[Instructions to follow] A word-for-word copy of the records below is required.

[Dataset content]
Segment Open
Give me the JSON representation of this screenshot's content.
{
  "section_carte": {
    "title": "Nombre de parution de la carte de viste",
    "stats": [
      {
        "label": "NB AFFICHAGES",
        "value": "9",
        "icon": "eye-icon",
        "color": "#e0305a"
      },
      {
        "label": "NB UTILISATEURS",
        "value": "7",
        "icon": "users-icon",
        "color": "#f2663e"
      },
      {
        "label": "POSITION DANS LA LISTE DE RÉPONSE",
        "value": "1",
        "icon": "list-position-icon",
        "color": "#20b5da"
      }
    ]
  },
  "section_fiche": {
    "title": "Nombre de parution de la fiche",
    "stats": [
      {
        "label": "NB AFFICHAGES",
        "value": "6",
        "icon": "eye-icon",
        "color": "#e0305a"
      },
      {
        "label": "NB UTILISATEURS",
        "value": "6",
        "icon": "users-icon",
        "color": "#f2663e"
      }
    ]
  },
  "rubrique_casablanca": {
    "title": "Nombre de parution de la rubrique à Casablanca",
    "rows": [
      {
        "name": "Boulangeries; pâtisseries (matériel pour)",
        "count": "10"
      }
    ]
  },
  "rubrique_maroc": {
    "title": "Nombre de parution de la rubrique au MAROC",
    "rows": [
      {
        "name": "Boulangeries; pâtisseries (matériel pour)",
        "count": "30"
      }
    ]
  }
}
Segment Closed
[Task response]
Give me the JSON representation of this screenshot's content.
{
  "section_carte": {
    "title": "Nombre de parution de la carte de viste",
    "stats": [
      {
        "label": "NB AFFICHAGES",
        "value": "9",
        "icon": "eye-icon",
        "color": "#e0305a"
      },
      {
        "label": "NB UTILISATEURS",
        "value": "7",
        "icon": "users-icon",
        "color": "#f2663e"
      },
      {
        "label": "POSITION DANS LA LISTE DE RÉPONSE",
        "value": "1",
        "icon": "list-position-icon",
        "color": "#20b5da"
      }
    ]
  },
  "section_fiche": {
    "title": "Nombre de parution de la fiche",
    "stats": [
      {
        "label": "NB AFFICHAGES",
        "value": "6",
        "icon": "eye-icon",
        "color": "#e0305a"
      },
      {
        "label": "NB UTILISATEURS",
        "value": "6",
        "icon": "users-icon",
        "color": "#f2663e"
      }
    ]
  },
  "rubrique_casablanca": {
    "title": "Nombre de parution de la rubrique à Casablanca",
    "rows": [
      {
        "name": "Boulangeries; pâtisseries (matériel pour)",
        "count": "10"
      }
    ]
  },
  "rubrique_maroc": {
    "title": "Nombre de parution de la rubrique au MAROC",
    "rows": [
      {
        "name": "Boulangeries; pâtisseries (matériel pour)",
        "count": "30"
      }
    ]
  }
}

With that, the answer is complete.